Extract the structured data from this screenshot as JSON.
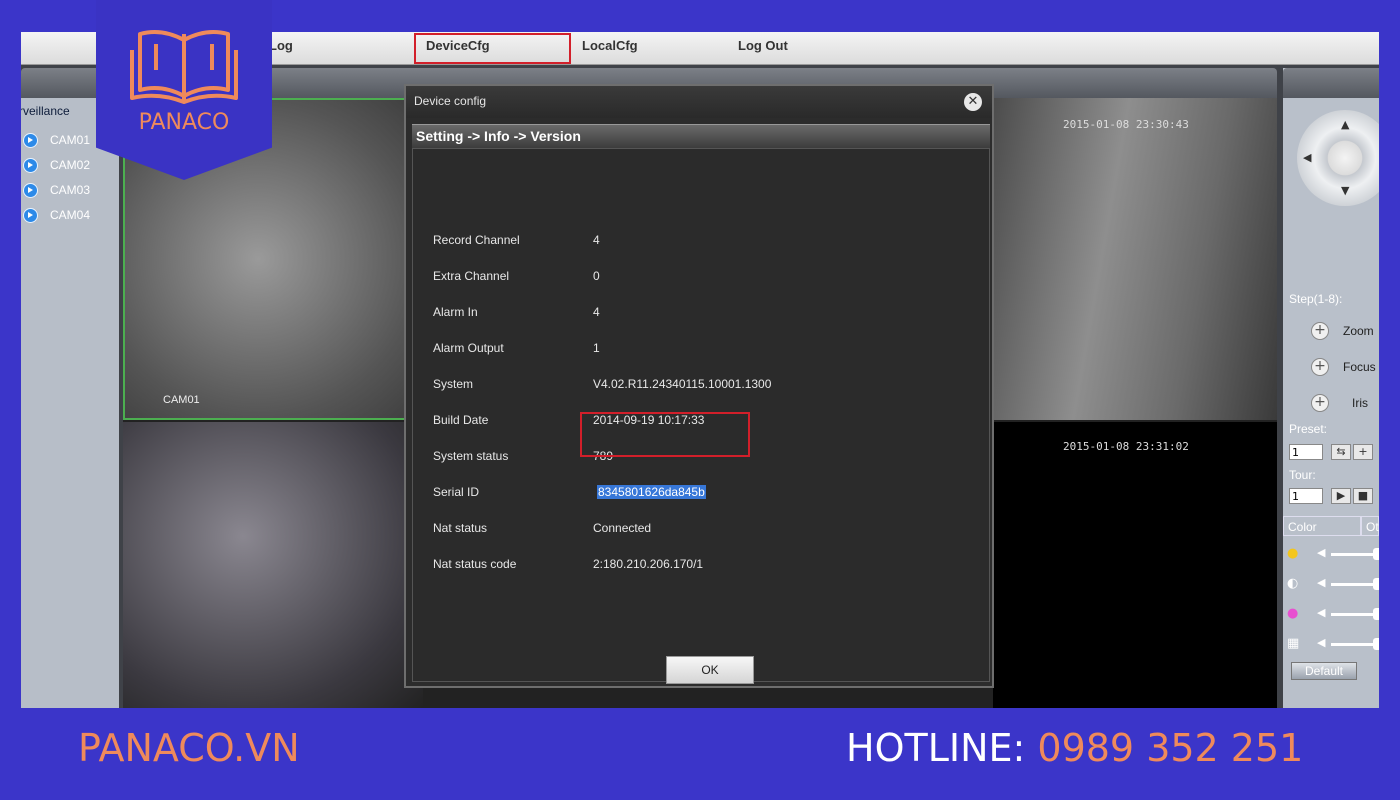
{
  "brand": {
    "logo_text": "PANACO"
  },
  "menu": {
    "items": [
      {
        "label": "Log"
      },
      {
        "label": "DeviceCfg"
      },
      {
        "label": "LocalCfg"
      },
      {
        "label": "Log Out"
      }
    ]
  },
  "sidebar": {
    "title": "rveillance",
    "cams": [
      {
        "label": "CAM01"
      },
      {
        "label": "CAM02"
      },
      {
        "label": "CAM03"
      },
      {
        "label": "CAM04"
      }
    ]
  },
  "videos": {
    "cam1_label": "CAM01",
    "timestamp_top_right": "2015-01-08 23:30:43",
    "timestamp_bottom_right": "2015-01-08 23:31:02"
  },
  "dialog": {
    "title": "Device config",
    "header": "Setting -> Info -> Version",
    "rows": [
      {
        "key": "Record Channel",
        "value": "4"
      },
      {
        "key": "Extra Channel",
        "value": "0"
      },
      {
        "key": "Alarm In",
        "value": "4"
      },
      {
        "key": "Alarm Output",
        "value": "1"
      },
      {
        "key": "System",
        "value": "V4.02.R11.24340115.10001.1300"
      },
      {
        "key": "Build Date",
        "value": "2014-09-19 10:17:33"
      },
      {
        "key": "System status",
        "value": "789"
      },
      {
        "key": "Serial ID",
        "value": "8345801626da845b"
      },
      {
        "key": "Nat status",
        "value": "Connected"
      },
      {
        "key": "Nat status code",
        "value": "2:180.210.206.170/1"
      }
    ],
    "ok_label": "OK"
  },
  "right_panel": {
    "step_label": "Step(1-8):",
    "zoom_label": "Zoom",
    "focus_label": "Focus",
    "iris_label": "Iris",
    "preset_label": "Preset:",
    "preset_value": "1",
    "tour_label": "Tour:",
    "tour_value": "1",
    "tab_color": "Color",
    "tab_other": "Ot",
    "default_label": "Default"
  },
  "footer": {
    "site": "PANACO.VN",
    "hotline_label": "HOTLINE: ",
    "hotline_number": "0989 352 251"
  },
  "colors": {
    "background": "#3b35c9",
    "accent_orange": "#ef8a5b",
    "highlight_red": "#d21f2a",
    "selection_blue": "#3777d8"
  }
}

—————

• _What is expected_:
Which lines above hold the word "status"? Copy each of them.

• _Your response_:
        "key": "System status",
        "key": "Nat status",
        "key": "Nat status code",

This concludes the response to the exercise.